If you’re wondering how to be an ace programmer, then one of the best ways to do so is through competitive programming. Topcoder, Hackerearth, SPOJ, etc all must ring a bell, these are sites that provide high-quality problems to you that are a little difficult to crack. Competitive programming needs a slightly different approach than regular programming.
How is competitive programming different from normal programming?
I got this excerpt from a popular Quora answer which could answer it best:
This basically tells us that in developmental programming, we need to write an efficient code. However, competitive programming requires a code which “just works” with the given conditions.
So, what exactly do you need to “kill the lion” in 2 minutes?
- You need to know the basics of a language, pick any, C++ or Java, whichever you’re comfortable with.
- Pick an online judge. Some popular ones are: topcoder, SPOJ, codechef and hackerearth.
- Start with simple problems such as Div 2, 250
- Practice these problems thoroughly such that you earn around 240 points a day.
Sounds easy?
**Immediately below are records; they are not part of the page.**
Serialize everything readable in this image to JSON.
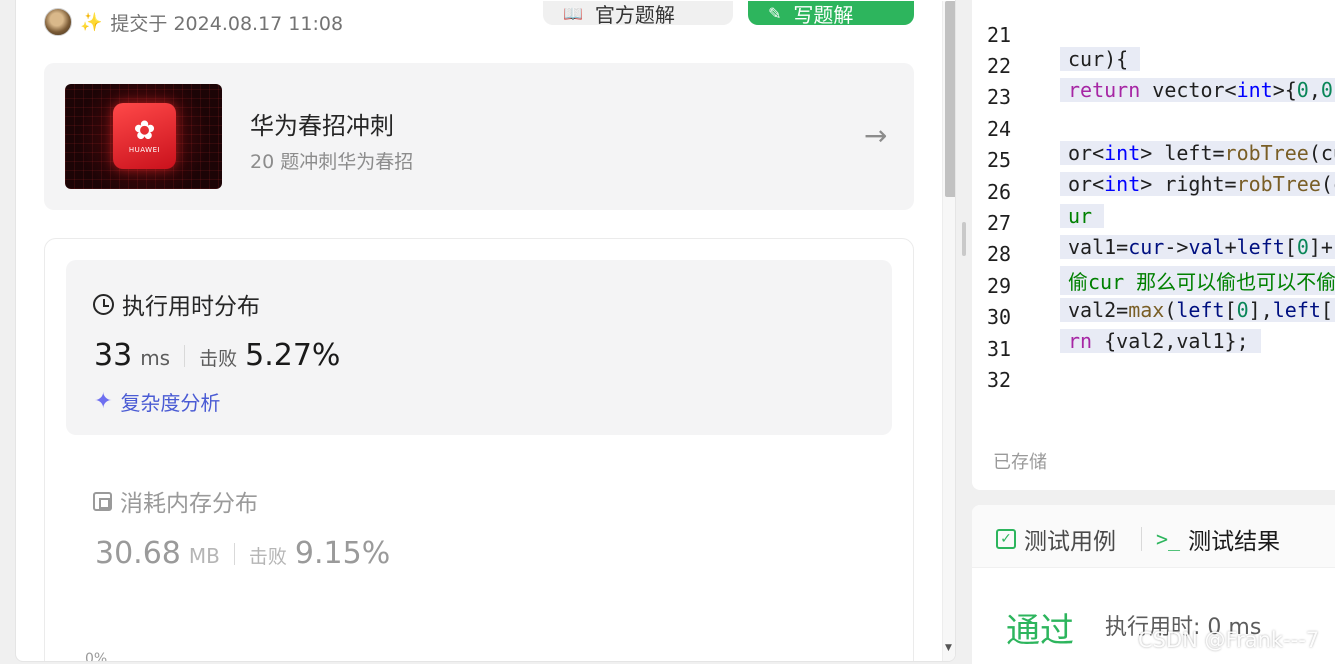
{
  "submission": {
    "sparkle": "✨",
    "submitted_at": "提交于 2024.08.17 11:08",
    "official_solution_label": "官方题解",
    "write_solution_label": "写题解"
  },
  "promo": {
    "title": "华为春招冲刺",
    "subtitle": "20 题冲刺华为春招",
    "logo_text": "HUAWEI"
  },
  "runtime": {
    "title": "执行用时分布",
    "value": "33",
    "unit": "ms",
    "beat_label": "击败",
    "beat_value": "5.27%",
    "complexity_link": "复杂度分析"
  },
  "memory": {
    "title": "消耗内存分布",
    "value": "30.68",
    "unit": "MB",
    "beat_label": "击败",
    "beat_value": "9.15%"
  },
  "chart_axis_label": "0%",
  "editor": {
    "saved_label": "已存储"
  },
  "test_panel": {
    "tab_cases": "测试用例",
    "tab_results": "测试结果",
    "status": "通过",
    "runtime": "执行用时: 0 ms"
  },
  "watermark": "CSDN @Frank---7",
  "colors": {
    "accent_green": "#2db55d",
    "link_blue": "#4a5bd4"
  }
}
Well, for those of you who have tried a hand at it must know that TERMS like TLE(Time limit exceed), MLE(memory level exceed) and WA(Wrong answer) are so good at giving NIGHTMARES!
How to be a Ninja Competitive programmer?
To gain crazy ninja skills at competitive programming, one needs to have a grasp of a few specific topics.
Topics mostly covered in contests are:
- Graph algorithms: Breadth first search (BFS), Depth first search(DFS), Strongly connected components (SCC), Dijkstra, Floyd-Warshall, Minimum spanning tree(MST), and Topological sort.
- Dynamic programming: Standard dynamic programming problems such as Rod Cutting, Knapsack, Matrix chain multiplication, etc
- Number theory: Modular arithmetic, Fermat’s theorem, Chinese remainder theorem(CRT), Euclidean method for GCD, Logarithmic Exponentiation, Sieve of Eratosthenes, and Euler’s totient function
- Greedy: Standard problems such as Activity selection
- Search techniques: Binary search, Ternary search, and Meet in the middle
- Data structures (Advanced): Trie, Segment trees, Fenwick tree or Binary indexed tree(BIT)
- Game theory: Basic principles of Nim game, Grundy numbers, and Sprague-Grundy theorem
Our newest online course Eminence indulges in all of these so-called tricky topics just so that can ace that programming contest in just three months. Eminence will be taken up by Ankush Singla who has a Bachelor’s degree in CS from IIT Delhi and Masters in Computer Science from Stanford University; and Parikh Jain, the “ninja” of competitive coding who holds a degree in CS from Delhi Technological University (DTU). Register now to book yourself a seat in a course that will brush up your competitive skills to a whole new level.